b. Ex-situ Conservation
Ex-situ conservation means literally, “off-site conservation”. It is the process of protecting an endangered species of plant or animal by removing part of the population from a threatened habitat and placing it in a new location, which may be a wild area or within the care of humans. While ex-situ conservation comprises some of the oldest and best known conservation methods, it also involves newer, sometimes controversial laboratory methods.
Normally the best method of maximizing a species chance of survival (when ex-situ methods are required) is by relocating part of the population to a less threatened location. It is extremely difficult to mimic the environment of the original colony location given the large number of variables defining the original colony (microclimate, soils, symbiotic species, absence of severe predation, etc.) It is also technically challenging to uproot (in the case of plants) or trap (in the case of animals) the required organisms without undue harm.
Endangered plants may also be preserved in part through seedbanks or germplasm banks. The term seedbank sometimes refers to a cryogenic laboratory facility in which the seeds of certain species can be preserved for up to a century or more without losing their fertility. It can also be used to refer to a special type of arboretum where seeds are harvested and the crop is rotated. For plants that cannot be preserved in seedbanks, the only other option for preserving germplasm is in-vitro storage, where cuttings of plants are kept under strict conditions in glass tubes and vessels.
Ex-situ conservation, while helpful in man’s efforts to sustain and protect our environment, is rarely enough to save a species from extinction. It is to be used as a last resort, or as a supplement to in-situ conservation because it cannot recreate the habitat as a whole: the entire genetic variation of a species, its symbiotic counterparts, or those elements which, over time, might help a species adapt to its changing surroundings. Instead, ex-situ conservation removes the species from its natural ecological contexts, preserving it under semi-isolated conditions whereby natural evolution and adaptation processes are either temporarily halted or altered by introducing the specimen to an unnatural habitat. In the case of cryogenic storage methods, the preserved specimen’s adaptation processes are frozen altogether. The downside to this is that, when re-released, the species may lack the genetic adaptations and mutations which would allow it to thrive in its ever-changing natural habitat.

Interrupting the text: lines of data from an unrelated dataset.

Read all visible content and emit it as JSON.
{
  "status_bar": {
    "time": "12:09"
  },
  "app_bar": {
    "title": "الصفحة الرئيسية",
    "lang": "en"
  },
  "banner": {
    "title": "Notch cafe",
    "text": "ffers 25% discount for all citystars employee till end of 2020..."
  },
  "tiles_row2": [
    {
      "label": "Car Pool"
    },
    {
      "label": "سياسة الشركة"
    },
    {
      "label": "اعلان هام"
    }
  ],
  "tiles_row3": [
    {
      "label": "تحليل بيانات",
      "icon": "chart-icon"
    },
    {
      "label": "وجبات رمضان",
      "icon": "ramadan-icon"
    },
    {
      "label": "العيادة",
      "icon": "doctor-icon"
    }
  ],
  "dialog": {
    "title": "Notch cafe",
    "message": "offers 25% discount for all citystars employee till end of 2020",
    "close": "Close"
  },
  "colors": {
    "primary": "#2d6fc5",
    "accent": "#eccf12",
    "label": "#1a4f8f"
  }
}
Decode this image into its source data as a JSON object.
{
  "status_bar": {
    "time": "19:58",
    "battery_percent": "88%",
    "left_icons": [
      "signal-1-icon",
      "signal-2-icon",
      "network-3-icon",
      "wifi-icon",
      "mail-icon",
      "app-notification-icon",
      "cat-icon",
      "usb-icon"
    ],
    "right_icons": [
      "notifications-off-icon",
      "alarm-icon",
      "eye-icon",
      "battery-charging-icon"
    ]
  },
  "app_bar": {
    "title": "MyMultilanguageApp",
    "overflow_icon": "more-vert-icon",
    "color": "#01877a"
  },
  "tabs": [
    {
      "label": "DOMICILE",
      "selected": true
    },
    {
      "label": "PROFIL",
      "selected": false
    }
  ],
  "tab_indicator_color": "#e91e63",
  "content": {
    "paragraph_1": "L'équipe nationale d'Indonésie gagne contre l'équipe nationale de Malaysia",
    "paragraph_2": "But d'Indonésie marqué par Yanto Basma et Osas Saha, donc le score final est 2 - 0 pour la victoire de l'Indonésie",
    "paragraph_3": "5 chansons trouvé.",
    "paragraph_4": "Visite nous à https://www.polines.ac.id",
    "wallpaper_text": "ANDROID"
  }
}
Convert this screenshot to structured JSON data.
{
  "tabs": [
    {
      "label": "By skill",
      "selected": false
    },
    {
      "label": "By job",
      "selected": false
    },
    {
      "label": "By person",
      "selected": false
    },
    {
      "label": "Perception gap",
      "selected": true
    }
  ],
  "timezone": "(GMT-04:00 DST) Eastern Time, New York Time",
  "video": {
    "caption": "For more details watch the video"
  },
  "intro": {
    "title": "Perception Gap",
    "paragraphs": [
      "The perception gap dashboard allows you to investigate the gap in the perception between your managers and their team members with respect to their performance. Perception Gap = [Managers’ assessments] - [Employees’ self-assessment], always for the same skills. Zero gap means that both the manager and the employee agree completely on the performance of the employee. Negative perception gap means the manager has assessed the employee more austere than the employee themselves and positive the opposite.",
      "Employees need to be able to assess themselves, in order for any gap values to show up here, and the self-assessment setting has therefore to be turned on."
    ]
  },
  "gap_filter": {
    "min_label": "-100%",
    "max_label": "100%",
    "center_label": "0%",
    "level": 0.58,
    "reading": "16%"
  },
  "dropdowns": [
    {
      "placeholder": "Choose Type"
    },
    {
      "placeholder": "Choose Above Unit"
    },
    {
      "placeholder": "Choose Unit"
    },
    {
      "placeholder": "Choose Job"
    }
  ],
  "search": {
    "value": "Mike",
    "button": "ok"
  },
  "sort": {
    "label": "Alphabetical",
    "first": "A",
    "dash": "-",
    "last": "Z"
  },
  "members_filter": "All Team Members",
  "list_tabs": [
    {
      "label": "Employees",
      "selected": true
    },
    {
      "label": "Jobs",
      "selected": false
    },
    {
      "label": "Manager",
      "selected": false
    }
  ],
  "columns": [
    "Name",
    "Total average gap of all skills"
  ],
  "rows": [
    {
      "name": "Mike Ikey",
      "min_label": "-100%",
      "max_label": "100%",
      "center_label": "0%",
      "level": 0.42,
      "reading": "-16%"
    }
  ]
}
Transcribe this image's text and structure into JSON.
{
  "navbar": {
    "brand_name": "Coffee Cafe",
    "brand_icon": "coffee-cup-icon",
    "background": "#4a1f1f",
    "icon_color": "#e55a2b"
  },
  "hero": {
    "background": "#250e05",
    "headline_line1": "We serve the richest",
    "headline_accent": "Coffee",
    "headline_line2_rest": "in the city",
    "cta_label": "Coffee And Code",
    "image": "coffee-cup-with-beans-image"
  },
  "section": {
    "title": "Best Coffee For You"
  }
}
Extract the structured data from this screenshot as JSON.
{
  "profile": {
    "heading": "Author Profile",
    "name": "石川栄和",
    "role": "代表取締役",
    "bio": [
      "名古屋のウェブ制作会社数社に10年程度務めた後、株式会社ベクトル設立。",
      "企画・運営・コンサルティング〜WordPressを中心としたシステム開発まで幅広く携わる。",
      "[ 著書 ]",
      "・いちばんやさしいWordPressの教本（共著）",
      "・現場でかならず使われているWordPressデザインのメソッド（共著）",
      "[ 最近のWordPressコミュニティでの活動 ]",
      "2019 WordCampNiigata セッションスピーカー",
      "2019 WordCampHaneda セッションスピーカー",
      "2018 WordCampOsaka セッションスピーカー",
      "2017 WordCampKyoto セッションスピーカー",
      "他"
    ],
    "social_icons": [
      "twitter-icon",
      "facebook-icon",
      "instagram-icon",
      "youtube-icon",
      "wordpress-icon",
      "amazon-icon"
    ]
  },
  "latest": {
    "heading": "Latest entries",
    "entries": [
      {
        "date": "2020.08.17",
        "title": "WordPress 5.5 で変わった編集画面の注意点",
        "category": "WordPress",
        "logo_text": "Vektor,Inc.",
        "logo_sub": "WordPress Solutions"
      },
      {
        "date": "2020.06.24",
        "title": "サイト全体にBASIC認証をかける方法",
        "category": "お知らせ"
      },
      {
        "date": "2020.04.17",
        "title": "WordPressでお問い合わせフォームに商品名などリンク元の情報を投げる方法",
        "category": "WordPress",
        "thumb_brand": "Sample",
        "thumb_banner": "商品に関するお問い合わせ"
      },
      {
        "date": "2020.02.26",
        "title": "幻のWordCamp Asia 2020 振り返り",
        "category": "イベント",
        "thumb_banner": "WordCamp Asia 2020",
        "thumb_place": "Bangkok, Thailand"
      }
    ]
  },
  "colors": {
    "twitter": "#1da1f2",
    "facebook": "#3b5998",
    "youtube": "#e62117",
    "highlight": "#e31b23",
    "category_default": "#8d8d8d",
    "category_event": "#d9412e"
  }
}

Furthermore, ex-situ conservation techniques are often costly, with cryogenic storage being economically infeasible in most cases since species stored in this manner cannot provide a profit but instead slowly drain the financial resources of the government or organization determined to operate them. Seedbanks are ineffective for certain plant genera with recalcitrant seeds that do not remain fertile for long periods of time. Diseases and pests foreign to the species, to which the species has no natural defense, may also cripple crops of protected plants in ex-situ plantations and in animals living in ex-situ breeding grounds. These factors, combined with the specific environmental needs of many species, some of which are nearly impossible to recreate by man, make ex-situ conservation impossible for a great number of the world’s endangered flora and fauna.